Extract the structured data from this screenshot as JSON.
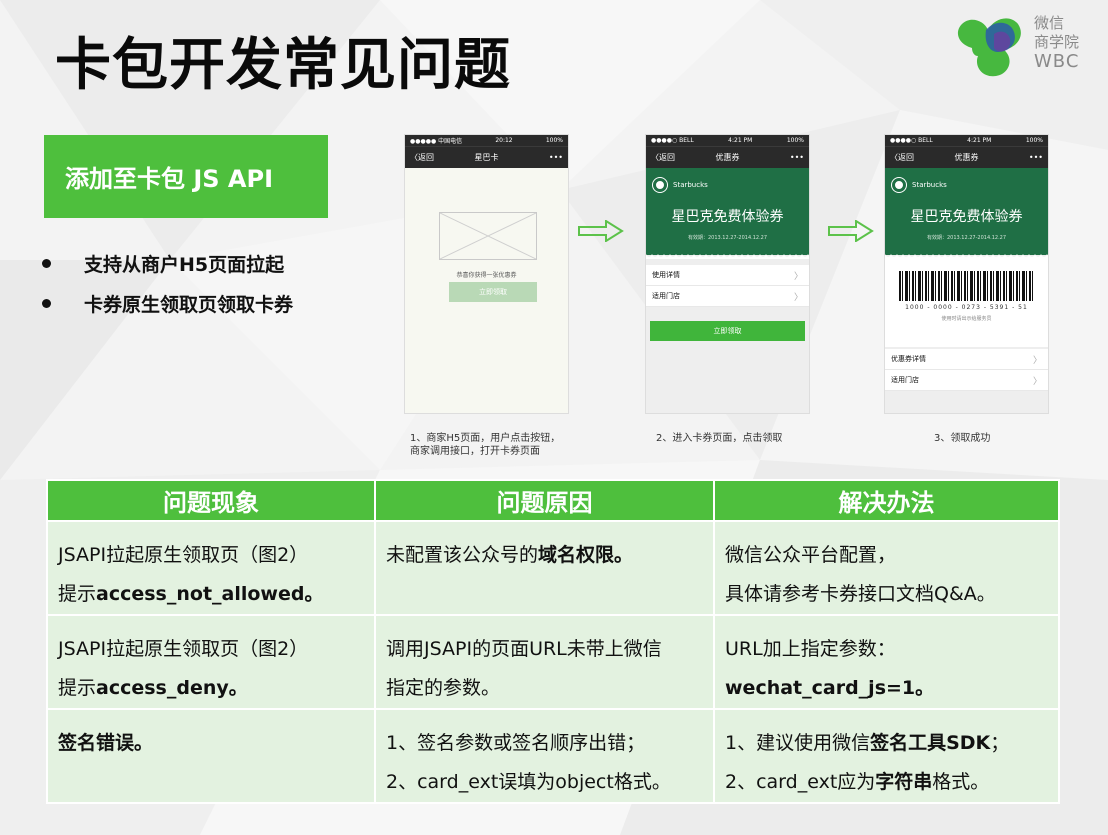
{
  "slide": {
    "title": "卡包开发常见问题",
    "logo": {
      "line1": "微信",
      "line2": "商学院",
      "line3": "WBC"
    },
    "api_button": "添加至卡包 JS API",
    "bullets": [
      "支持从商户H5页面拉起",
      "卡券原生领取页领取卡券"
    ]
  },
  "phones": {
    "p1": {
      "status_left": "●●●●● 中国电信",
      "status_time": "20:12",
      "status_right": "100%",
      "back": "〈返回",
      "nav_title": "星巴卡",
      "more": "•••",
      "message": "恭喜你获得一张优惠券",
      "button": "立即领取",
      "caption": "1、商家H5页面，用户点击按钮，商家调用接口，打开卡券页面"
    },
    "p2": {
      "status_left": "●●●●○ BELL",
      "status_time": "4:21 PM",
      "status_right": "100%",
      "back": "〈返回",
      "nav_title": "优惠券",
      "more": "•••",
      "brand": "Starbucks",
      "coupon_name": "星巴克免费体验券",
      "valid": "有效期：2013.12.27-2014.12.27",
      "rows": [
        "使用详情",
        "适用门店"
      ],
      "button": "立即领取",
      "caption": "2、进入卡券页面，点击领取"
    },
    "p3": {
      "status_left": "●●●●○ BELL",
      "status_time": "4:21 PM",
      "status_right": "100%",
      "back": "〈返回",
      "nav_title": "优惠券",
      "more": "•••",
      "brand": "Starbucks",
      "coupon_name": "星巴克免费体验券",
      "valid": "有效期：2013.12.27-2014.12.27",
      "barcode_number": "1000 - 0000 - 0273 - 5391 - 51",
      "barcode_note": "使用时请出示给服务员",
      "rows": [
        "优惠券详情",
        "适用门店"
      ],
      "caption": "3、领取成功"
    },
    "row_arrow": "〉"
  },
  "table": {
    "headers": [
      "问题现象",
      "问题原因",
      "解决办法"
    ],
    "rows": [
      {
        "symptom": {
          "l1": "JSAPI拉起原生领取页（图2）",
          "l2_pre": "提示",
          "l2_bold": "access_not_allowed。"
        },
        "cause": {
          "pre": "未配置该公众号的",
          "bold": "域名权限。"
        },
        "solution": {
          "l1": "微信公众平台配置，",
          "l2": "具体请参考卡券接口文档Q&A。"
        }
      },
      {
        "symptom": {
          "l1": "JSAPI拉起原生领取页（图2）",
          "l2_pre": "提示",
          "l2_bold": "access_deny。"
        },
        "cause": {
          "l1": "调用JSAPI的页面URL未带上微信",
          "l2": "指定的参数。"
        },
        "solution": {
          "l1": "URL加上指定参数：",
          "l2_bold": "wechat_card_js=1。"
        }
      },
      {
        "symptom": {
          "bold": "签名错误。"
        },
        "cause": {
          "l1": "1、签名参数或签名顺序出错；",
          "l2": "2、card_ext误填为object格式。"
        },
        "solution": {
          "l1_pre": "1、建议使用微信",
          "l1_bold": "签名工具SDK",
          "l1_post": "；",
          "l2_pre": "2、card_ext应为",
          "l2_bold": "字符串",
          "l2_post": "格式。"
        }
      }
    ]
  },
  "colors": {
    "accent": "#4ebf3d",
    "cell_bg": "#e3f2e0",
    "coupon_green": "#1f6f45"
  }
}
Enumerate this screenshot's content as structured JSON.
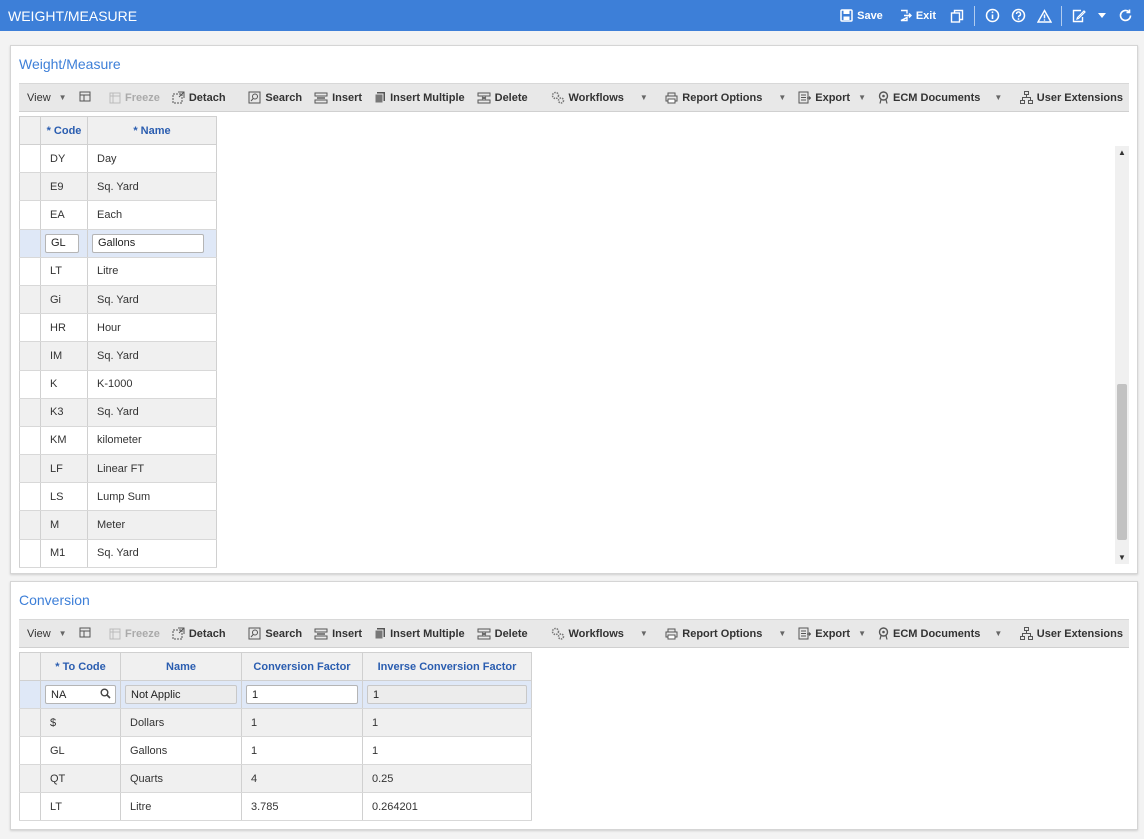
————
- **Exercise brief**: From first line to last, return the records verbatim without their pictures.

- **Final answer**:
Extract the structured data from this screenshot as JSON.
{
  "slide": {
    "title": "卡包开发常见问题",
    "logo": {
      "line1": "微信",
      "line2": "商学院",
      "line3": "WBC"
    },
    "api_button": "添加至卡包 JS API",
    "bullets": [
      "支持从商户H5页面拉起",
      "卡券原生领取页领取卡券"
    ]
  },
  "phones": {
    "p1": {
      "status_left": "●●●●● 中国电信",
      "status_time": "20:12",
      "status_right": "100%",
      "back": "〈返回",
      "nav_title": "星巴卡",
      "more": "•••",
      "message": "恭喜你获得一张优惠券",
      "button": "立即领取",
      "caption": "1、商家H5页面，用户点击按钮，商家调用接口，打开卡券页面"
    },
    "p2": {
      "status_left": "●●●●○ BELL",
      "status_time": "4:21 PM",
      "status_right": "100%",
      "back": "〈返回",
      "nav_title": "优惠券",
      "more": "•••",
      "brand": "Starbucks",
      "coupon_name": "星巴克免费体验券",
      "valid": "有效期：2013.12.27-2014.12.27",
      "rows": [
        "使用详情",
        "适用门店"
      ],
      "button": "立即领取",
      "caption": "2、进入卡券页面，点击领取"
    },
    "p3": {
      "status_left": "●●●●○ BELL",
      "status_time": "4:21 PM",
      "status_right": "100%",
      "back": "〈返回",
      "nav_title": "优惠券",
      "more": "•••",
      "brand": "Starbucks",
      "coupon_name": "星巴克免费体验券",
      "valid": "有效期：2013.12.27-2014.12.27",
      "barcode_number": "1000 - 0000 - 0273 - 5391 - 51",
      "barcode_note": "使用时请出示给服务员",
      "rows": [
        "优惠券详情",
        "适用门店"
      ],
      "caption": "3、领取成功"
    },
    "row_arrow": "〉"
  },
  "table": {
    "headers": [
      "问题现象",
      "问题原因",
      "解决办法"
    ],
    "rows": [
      {
        "symptom": {
          "l1": "JSAPI拉起原生领取页（图2）",
          "l2_pre": "提示",
          "l2_bold": "access_not_allowed。"
        },
        "cause": {
          "pre": "未配置该公众号的",
          "bold": "域名权限。"
        },
        "solution": {
          "l1": "微信公众平台配置，",
          "l2": "具体请参考卡券接口文档Q&A。"
        }
      },
      {
        "symptom": {
          "l1": "JSAPI拉起原生领取页（图2）",
          "l2_pre": "提示",
          "l2_bold": "access_deny。"
        },
        "cause": {
          "l1": "调用JSAPI的页面URL未带上微信",
          "l2": "指定的参数。"
        },
        "solution": {
          "l1": "URL加上指定参数：",
          "l2_bold": "wechat_card_js=1。"
        }
      },
      {
        "symptom": {
          "bold": "签名错误。"
        },
        "cause": {
          "l1": "1、签名参数或签名顺序出错；",
          "l2": "2、card_ext误填为object格式。"
        },
        "solution": {
          "l1_pre": "1、建议使用微信",
          "l1_bold": "签名工具SDK",
          "l1_post": "；",
          "l2_pre": "2、card_ext应为",
          "l2_bold": "字符串",
          "l2_post": "格式。"
        }
      }
    ]
  },
  "colors": {
    "accent": "#4ebf3d",
    "cell_bg": "#e3f2e0",
    "coupon_green": "#1f6f45"
  }
}
Enumerate this screenshot's content as structured JSON.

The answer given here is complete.